Longshore and Harbor Workers' Compensation Act
April 16, 2002 [2002 Revision]
|Practice and Procedure|
DISCLAIMER: The Longshore Benchbook was created solely to assist the Office of Administrative Law Judges as a first reference in researching cases arising under the Longshore and Harbor Workers' Compensation Act, and extension acts, as amended. This Benchbook does not constitute the official opinion of the Department of Labor, the Office of Administrative Law Judges, or any individual judge on any subject. This Benchbook does not necessarily contain an exhaustive or current treatment of case holdings, and should, under no circumstances, substitute for a party's own research into the statutory, regulatory, and case law authorities on any given subject referred to therein. It is intended to be used as a research tool, not as final legal authority and should not be cited or relied upon as such.
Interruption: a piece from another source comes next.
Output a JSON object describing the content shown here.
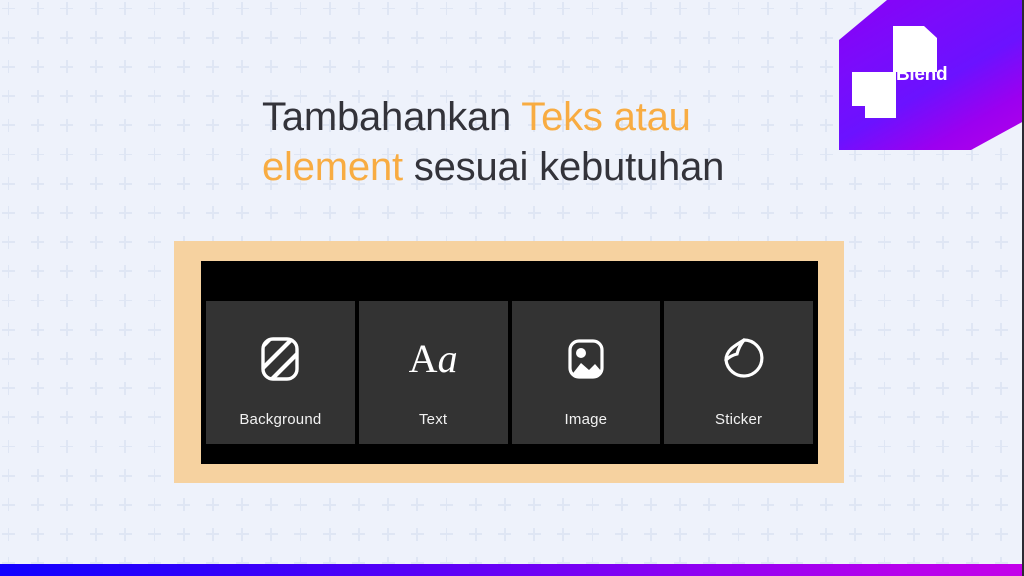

*** Check Supplement ***
PRACTICE AND PROCEDURE
TOPIC 19.01 PRACTICE AND PROCEDURE
[ED. NOTE: This topic (19.01), as well as section 19.02 on Due Process, is generally applicable to Sections 19, 21, 23 and 27 of the LHWCA--the sections principally dealing with practice and procedure. The following is supplied as a roadmap and NOT intended to be a complete or detailed source. Please see appropriate sections, beginning with Topic 19, for detailed discussions .]
The basic statutory provisions relating to procedure are set forth in Sections 19, 21, 23, and 27 of the LHWCA. 33 U.S.C. §§ 919, 921, 923, & 927. The adjudication provisions of the Administrative Procedure Act (APA) are incorporated by reference, and provide further guidance and authority for formal hearings before the administrative law judge. See 5 U.S.C. § 554. Many of the statutory directives are implemented and reiterated in the regulations of the Department of Labor in 20 C.F.R. Part 702, Subparts B and C. Finally, general rules of practice and procedure for adjudicatory proceedings before administrative law judges are contained in 29 C.F.R. Part 18.
Section 19 outlines the functions of the deputy commissioner (now the district director) and the ALJ. This section must be viewed in concert with Sections 23 and 27, which refer to procedures before, and the authority of, district directors and administrative law judges. Section 19(d) transfers the authority for conducting hearings from the district directors to administrative law judges effective October 27, 1972.
If informal procedures fail to resolve the claim, the district director must transfer the case to the Office of the Chief Administrative Law Judge. See 20 C.F.R. § 702.317. Contrary to the regulatory language, evidence is not forwarded to the Office of Administrative Law Judges by the district director.
Consequently, any party must submit proposed evidence in accordance with the provisions of 29 C.F.R. § 18.3 or the Pre-Trial Order of the presiding judge. A party may obtain some of the documents from the administrative file in accordance with the provisions of § 702.319. The regulations pertaining to formal hearings before the judge are set forth in 20 C.F.R. §§ 702.33l-351. Pursuant to statute and regulation, formal hearings are conducted in accordance with the provisions of the APA. 5 U.S.C. § 554 et seq . See 33 U.S.C. § 9l9(d); 20 C.F.R. § 702.332. Only the provisions of the APA regarding adjudicatory functions are incorporated. For example, administrative law judges possess no rule-making authority.
The authority of the ALJ is recited in 29 C.F.R. § 18.29. It provides that the judge shall have all powers necessary to conduct a fair and impartial hearing, including, but not limited to, the following:
(1) Conduct hearings.
(2) Administer oaths and examine witnesses.
(3) Compel the production of documents and witnesses.
(4) Issue subpoenas.
(5) Issue decisions and orders.
(6) Exercise authority vested by the Administrative Procedure Act.
(7) Exercise the powers of the Secretary of Labor necessary to the conduct of the hearing.
(8) Act pursuant to the applicable Federal Rules of Civil Procedure .
(9) Do all other things necessary to discharge the duties of the office.